Spectator USA

Skip to Content

Conservatism Politics US Politics

The race to replace Pete King

Sporting a slick hairdo and slicker website, Mike LiPetri has a polish that many New York Republicans lack

November 18, 2019

11:44 AM

18 November 2019

11:44 AM

Last Monday, Rep. Peter T. King announced his retirement at the end of this, his 14th term. The candidates now running to succeed him will have more than just a congressional seat to fill.

You see, Pete King is a New York legend.

With his rip-roaring rhetoric and unabashed Irish Catholicism, and without airbrushing or a filter, King has been an enduring holdout of old school New York politics.

banner

Moreover, his commitment to national security and justice for 9/11 victims made him a powerful, if controversial, advocate for his Long Island constituency.

The 2018 midterms, not great for House Republicans, still saw King returned with a firm six percent majority. His past victory margins ranged up to 45 percent (in 2002).

So, King leaves to enjoy his golden years — he is 75, after all — and perhaps write another semi-autobiographical novel.

Right now, three candidates have filed with the FEC to run for the seat. Two Democrats, Jackie Gordon and Mike Sax, filed last spring.

Gordon is a guidance counselor, combat veteran, and councilwoman for the town of Babylon, New York. She keeps a polished website. Hers is the moderate platform of a Democrat running to win in an R+3 district. Her web presence is, refreshingly, free of pseudo-socialist or Trump-crazed ranting.

A candidate to watch, Gordon has raised $187,941.23 since filing last May.

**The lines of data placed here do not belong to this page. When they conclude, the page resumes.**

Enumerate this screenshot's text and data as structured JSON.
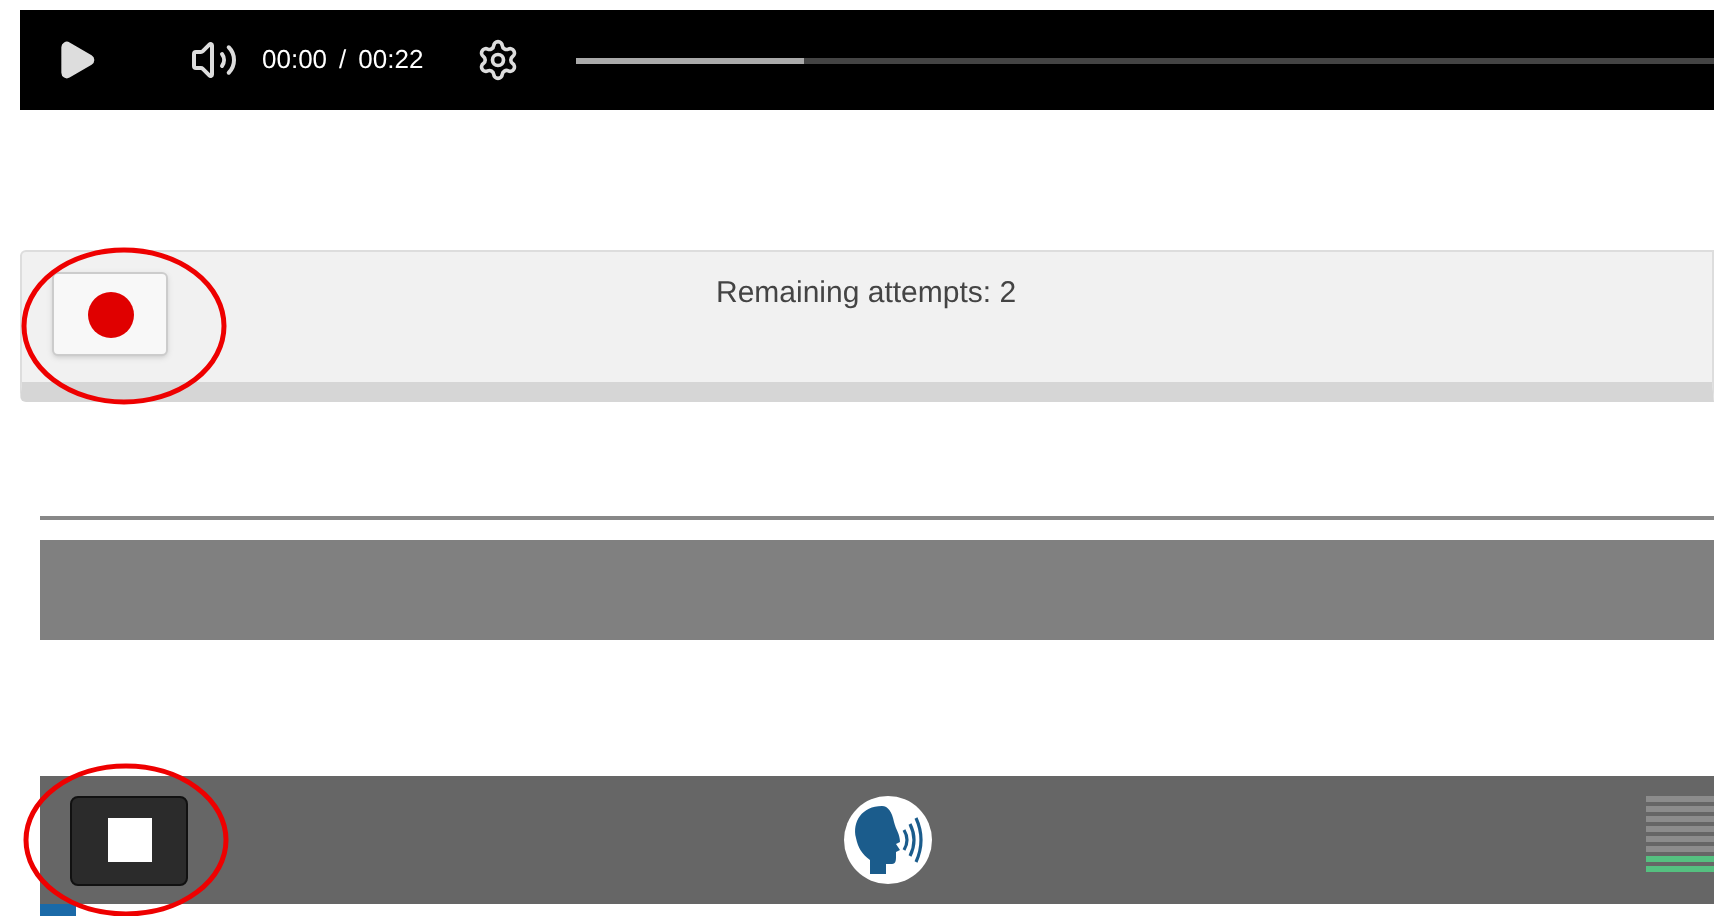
{
  "player": {
    "current_time": "00:00",
    "separator": "/",
    "duration": "00:22",
    "progress": {
      "level": 0.2
    }
  },
  "recorder": {
    "remaining_attempts": "Remaining attempts: 2",
    "recording": false
  },
  "recording_bar": {
    "recording": true,
    "meter": {
      "level": 0.25
    }
  }
}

Meanwhile, her Democratic opponent, Sax makes clear on his eccentric, #Resistance-style website that his single-issue is impeachment. Despite filing last March, he has not declared any contributions.

The first Republican, Suffolk County elections commissioner Nick LaLota, launched his campaign on November 15. A self-described ‘hard-charging veteran,’ LaLota, 41, is a US Naval Academy grad and family man. His web presence is underdeveloped, and having filed so recently, he has not had to divulge finances.

Right now, further entrants to the Democratic field are uncertain. According to the Daily Kos, Suffolk County Executive Steven Bellone and DA Tim Sini, both Dems, have declined to seek their party’s nomination for the seat. Crain’s had floated Bellone as a would-be frontrunner, ‘looming in the background.’

Democrat Christine Pellegrino, a former New York State Assemblywoman, might run for the seat, but Crain’s reported she was more interested in a State Senate campaign.

This is probably a safer bet for the Sanders-supporting one-term representative, who lost her seat to a Republican in 2018. That victorious Republican might be the true frontrunner looming in the background.

Enter Mike LiPetri. The 29-year-old lawyer beat Pellegrino by 12 percent amid an otherwise abysmal election for the NYGOP. Sporting a slick hairdo and slicker website, LiPetri has a polish that many New York Republicans lack.

This October, the White House invited LiPetri to join the delegation welcoming Italian president Sergio Mattarella. While in DC, he met with King ‘to discuss some of the critical issues we face in New York.’

It’s hard to imagine that their private discussion didn’t include King tapping LiPetri as dauphin.

But LiPetri insists he’s not running. Well, not yet.

‘At the moment, I’m just reflecting on how I can best be a voice for the South Shore of Long Island,’ he told me. ‘I don’t rule anything out. But, there’s no definitive announcement coming, at this time.’

When asked about calls for him to run, he chuckled. ‘There’s definitely been an outpouring of support for me.’

‘You know, candidate transparency is key,’ he said. “People care about it, and I’m not here to play games. But I can’t make a definite announcement. I’m just weighing all options.’

In the not-unlikely event that LiPetri does run, his youth and energy would carry him to the nomination and possibly Congress.

But, it is a far greater challenge for any politician to replicate the character and authenticity of Pete King.


Sign up to receive a weekly summary of the best of Spectator USA


Show comments
Close